Why does Shakespeare always have Richard confide in us, the audience? Do Richard's speech habits make the audience implicit in his scheming? Read Richard III’s “Now is the winter of our discontent” soliloquy below with modern English translation & analysis.
Spoken by Richard, Richard III, Act 1 Scene 1 Now is the winter of our discontent Made glorious summer by this sun of York;.
Richard speaks of recent fighting, and says that “All the clouds that loured upon our house”—that is, the house of York—have been dispelled by the “son of York,” King Edward, whose symbol was the sun.
Richard the Third’s soliloquy conveys many aspects of not only the setting but also his own thoughts and feelings.

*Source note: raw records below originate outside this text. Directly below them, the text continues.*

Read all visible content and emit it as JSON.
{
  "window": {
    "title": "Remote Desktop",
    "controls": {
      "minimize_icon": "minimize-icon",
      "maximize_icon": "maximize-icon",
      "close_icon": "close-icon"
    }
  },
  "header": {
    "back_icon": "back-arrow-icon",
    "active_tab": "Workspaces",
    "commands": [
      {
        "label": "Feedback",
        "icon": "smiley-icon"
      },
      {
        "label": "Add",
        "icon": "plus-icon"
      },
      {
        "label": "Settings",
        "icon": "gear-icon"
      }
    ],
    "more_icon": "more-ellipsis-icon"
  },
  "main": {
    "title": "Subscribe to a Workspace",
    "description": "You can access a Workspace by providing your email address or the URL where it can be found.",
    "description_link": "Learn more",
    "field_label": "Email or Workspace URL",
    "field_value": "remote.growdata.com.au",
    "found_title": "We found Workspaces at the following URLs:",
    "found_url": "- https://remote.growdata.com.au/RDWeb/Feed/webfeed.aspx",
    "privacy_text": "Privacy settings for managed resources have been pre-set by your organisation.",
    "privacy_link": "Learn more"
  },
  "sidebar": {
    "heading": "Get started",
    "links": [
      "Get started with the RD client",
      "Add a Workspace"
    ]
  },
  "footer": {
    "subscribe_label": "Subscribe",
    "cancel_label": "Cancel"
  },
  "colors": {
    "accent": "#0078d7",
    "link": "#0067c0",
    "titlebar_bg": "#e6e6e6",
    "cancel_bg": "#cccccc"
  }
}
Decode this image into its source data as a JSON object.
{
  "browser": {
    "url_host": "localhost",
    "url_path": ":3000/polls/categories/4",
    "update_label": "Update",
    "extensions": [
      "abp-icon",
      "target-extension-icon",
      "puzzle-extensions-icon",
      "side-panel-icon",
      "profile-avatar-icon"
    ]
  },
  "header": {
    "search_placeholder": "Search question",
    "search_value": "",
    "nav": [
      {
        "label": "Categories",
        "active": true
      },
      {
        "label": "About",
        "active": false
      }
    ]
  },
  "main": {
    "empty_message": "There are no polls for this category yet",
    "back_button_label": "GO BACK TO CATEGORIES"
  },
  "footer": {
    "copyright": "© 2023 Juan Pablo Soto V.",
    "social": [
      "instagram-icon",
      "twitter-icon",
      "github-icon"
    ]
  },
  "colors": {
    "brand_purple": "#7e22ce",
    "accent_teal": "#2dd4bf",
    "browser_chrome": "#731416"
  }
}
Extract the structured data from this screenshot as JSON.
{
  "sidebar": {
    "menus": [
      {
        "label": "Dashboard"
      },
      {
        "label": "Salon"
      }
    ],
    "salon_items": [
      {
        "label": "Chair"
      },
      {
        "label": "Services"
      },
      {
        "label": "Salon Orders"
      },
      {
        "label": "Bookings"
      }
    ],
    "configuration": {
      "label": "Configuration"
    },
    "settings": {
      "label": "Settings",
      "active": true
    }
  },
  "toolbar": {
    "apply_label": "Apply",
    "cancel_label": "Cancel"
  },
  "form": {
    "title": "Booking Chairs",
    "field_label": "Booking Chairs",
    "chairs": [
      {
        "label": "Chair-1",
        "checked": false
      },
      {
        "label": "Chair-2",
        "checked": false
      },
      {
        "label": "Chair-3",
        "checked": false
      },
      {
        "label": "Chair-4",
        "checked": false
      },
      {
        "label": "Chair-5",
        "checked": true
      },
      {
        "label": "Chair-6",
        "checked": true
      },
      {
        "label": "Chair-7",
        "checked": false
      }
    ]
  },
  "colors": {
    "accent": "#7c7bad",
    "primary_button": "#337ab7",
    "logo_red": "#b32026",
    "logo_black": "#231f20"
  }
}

This prologue, expressed through Richard’s words, explains how circumstances have become a lot better after the ending of war.
TimeRichard III is set at the tail end of the English Wars of the Roses, which concluded with Richard's defeat and the establishment of the first Tudor monarch, Henry VII.